Resilient Homes Online Design Aide: Connecting Research and Practice for Socially Resilient Communities
This project focused on urban resilience by addressing the existing urban fabric of repetitive, residential buildings that architects have historically neither designed nor studied. Through a data-model developed from publicly available information, this tool was created to simulate comfort, energy use, response to natural hazards, and more.
Resilience in architectural research, discourse, and practice tends to focus on physical aspects of the built environment. Much of the discussion within this technological domain of resilience resolves around singular, unique, and high-value facilities, ignoring the vast fabric of buildings where most people live. However, studies in socioecological resilience suggest that resilience in the built environment must address people and systems, not merely property. Transitioning to this focus will both require and result in broadening architecture’s interest and influence beyond the normal physical boundaries of the built environment. To effectively engage this broader scope, new tools can enable new modes of public outreach, information sharing, data analysis, decision support, and ultimately create new knowledge.

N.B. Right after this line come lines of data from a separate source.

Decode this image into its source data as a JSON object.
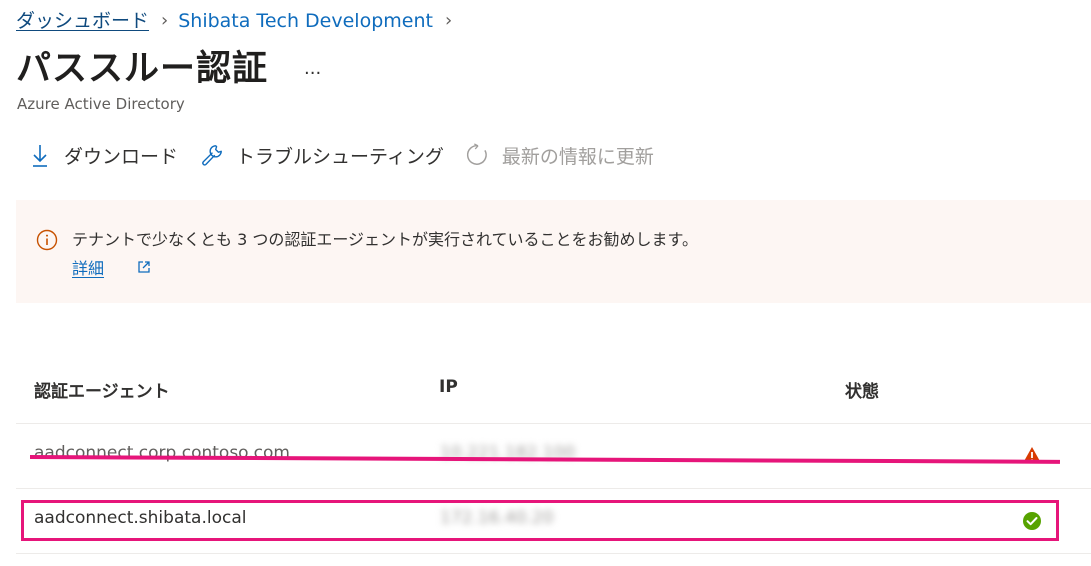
{
  "breadcrumb": {
    "items": [
      "ダッシュボード",
      "Shibata Tech Development"
    ]
  },
  "header": {
    "title": "パススルー認証",
    "more": "...",
    "subtitle": "Azure Active Directory"
  },
  "toolbar": {
    "download": "ダウンロード",
    "troubleshoot": "トラブルシューティング",
    "refresh": "最新の情報に更新"
  },
  "banner": {
    "message": "テナントで少なくとも 3 つの認証エージェントが実行されていることをお勧めします。",
    "link": "詳細"
  },
  "table": {
    "columns": [
      "認証エージェント",
      "IP",
      "状態"
    ],
    "rows": [
      {
        "agent": "aadconnect.corp.contoso.com",
        "ip": "10.221.182.100",
        "status": "warning-icon"
      },
      {
        "agent": "aadconnect.shibata.local",
        "ip": "172.16.40.20",
        "status": "check-icon"
      }
    ]
  },
  "colors": {
    "link": "#0f6cbd",
    "banner_bg": "#fdf6f3",
    "warning": "#d83b01",
    "success": "#57a300",
    "annotation": "#e6157a"
  }
}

This paper describes the motivation, development, and preliminary findings of one such tool, the Resilient Home Online Design Aide (RHOnDA). The results suggest a cycle of participatory architectural research to advance socioecological resilience.